Ilana Cohen: What do you think are a few of the most inspiring or helpful projects that have won the District 39 PB cycle in the past?
Brad Lander: My favorite will always be that very first one...the bathroom renovations at P.S.124, partly because we leveraged that into bigger change, and partly because those kids were just so cute...And that project was actually able to get implemented very quickly. One challenge is that it often takes a long time to implement the PB projects. Another one of my favorite projects from that first year was the compost equipment for the Gowanus Canal Conservancy and that still doesn’t exist now...But [the bathroom project at P.S. 124] got implemented just a few months later and the kids were very happy. And then, after two years of having the top winning [PB] projects be school bathrooms, we said, ”Let’s push the Department of Education to fund a $100 million school initiative to fix up bathrooms.” So that was not only a good project, but a big success story. [Now] I’m really excited about the reading garden, which hasn’t been implemented yet, but is moving forward quickly...The library technology is fun because I’m in those libraries a lot and I get to see people putting it to use.

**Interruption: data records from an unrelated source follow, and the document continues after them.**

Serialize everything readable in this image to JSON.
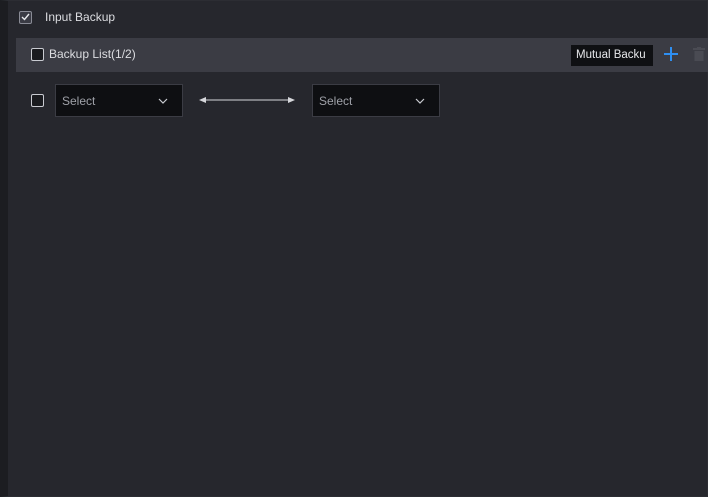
{
  "header": {
    "checkbox_checked": true,
    "label": "Input Backup"
  },
  "list": {
    "title": "Backup List(1/2)",
    "mutual_button": "Mutual Backu",
    "add_icon": "plus-icon",
    "delete_icon": "trash-icon"
  },
  "rows": [
    {
      "source_select": "Select",
      "target_select": "Select"
    }
  ],
  "colors": {
    "accent": "#2e8ff2",
    "background": "#26272d",
    "bar": "#3b3c44"
  }
}
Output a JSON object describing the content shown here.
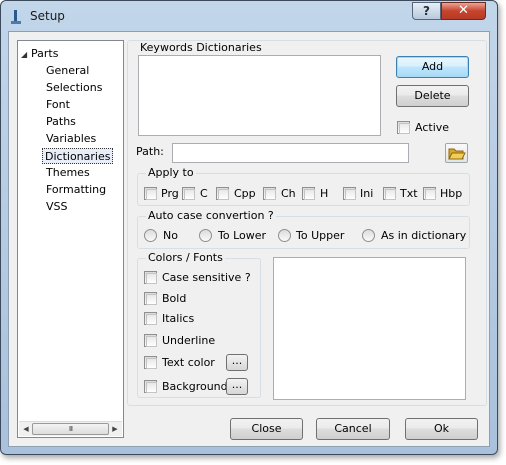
{
  "window": {
    "title": "Setup",
    "help_label": "?",
    "close_label": "✕"
  },
  "tree": {
    "root": "Parts",
    "items": [
      "General",
      "Selections",
      "Font",
      "Paths",
      "Variables",
      "Dictionaries",
      "Themes",
      "Formatting",
      "VSS"
    ],
    "selected": "Dictionaries",
    "scroll_thumb": "III"
  },
  "dictionaries": {
    "group_label": "Keywords Dictionaries",
    "add_label": "Add",
    "delete_label": "Delete",
    "active_label": "Active",
    "path_label": "Path:",
    "path_value": ""
  },
  "apply_to": {
    "label": "Apply to",
    "options": [
      "Prg",
      "C",
      "Cpp",
      "Ch",
      "H",
      "Ini",
      "Txt",
      "Hbp"
    ]
  },
  "auto_case": {
    "label": "Auto case convertion ?",
    "options": [
      "No",
      "To Lower",
      "To Upper",
      "As in dictionary"
    ]
  },
  "colors_fonts": {
    "label": "Colors / Fonts",
    "options": [
      "Case sensitive ?",
      "Bold",
      "Italics",
      "Underline",
      "Text color",
      "Background"
    ],
    "dots_label": "..."
  },
  "footer": {
    "close_label": "Close",
    "cancel_label": "Cancel",
    "ok_label": "Ok"
  }
}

Ilana Cohen: Is it easier for any specific participatory budgeting committee to have winning participatory budgeting projects?
Brad Lander: Yes, and this a sort of debate between the constituents and the delegates. The schools have a built in constituency and so they have an easier time turning people out to vote than other [issues] that people care about, but might not feel as connected to. That said, every year a library project has gotten funded, a parks project has gotten funded. Prospect Park draws so many people from the district and the borough, so it gets a lot of love. Part of the idea of limiting the number of projects on the ballot to three per category is to make sure that no one kind of project gets all the funding.
Ilana Cohen: Does the District 39 Participatory Budgeting process coordinate with the Participatory Budgeting processes in other New York City districts?
Brad Lander: Yes, in New York City and now, all around the country. In New York, when we started [doing PBNYC], it was just [in] four districts: Melissa Mark-Viverito in East Harlem, Jumaane D. Williams in East Flatbush, Eric Ulric in the Rockaways, and here. Those four districts did work pretty closely together, along with the Participatory Budgeting Project...and Community Voices heard...We developed a common rulebook and developed the [PBNYC] process...Once Melissa became Speaker, she brought PB into the city council. Now, there’s staff within the city council’s central staff who help coordinate and organize the whole process...There’s a citywide steering committee, council members, council staff, budget delegates, district committee members, citywide partners, all together thinking about how to make the best policies we can citywide. And members don’t have to do all the things the same way. We [in District 39] piloted expense funding this year even though that’s not part of the citywide process, but [we got] a lot of support...The first year [of the PB process] we counted the votes...Now, the votes are all scanned and counted by a central counting organization, and ballots are all printed centrally, so there’s a lot of support that contributes to the PB process.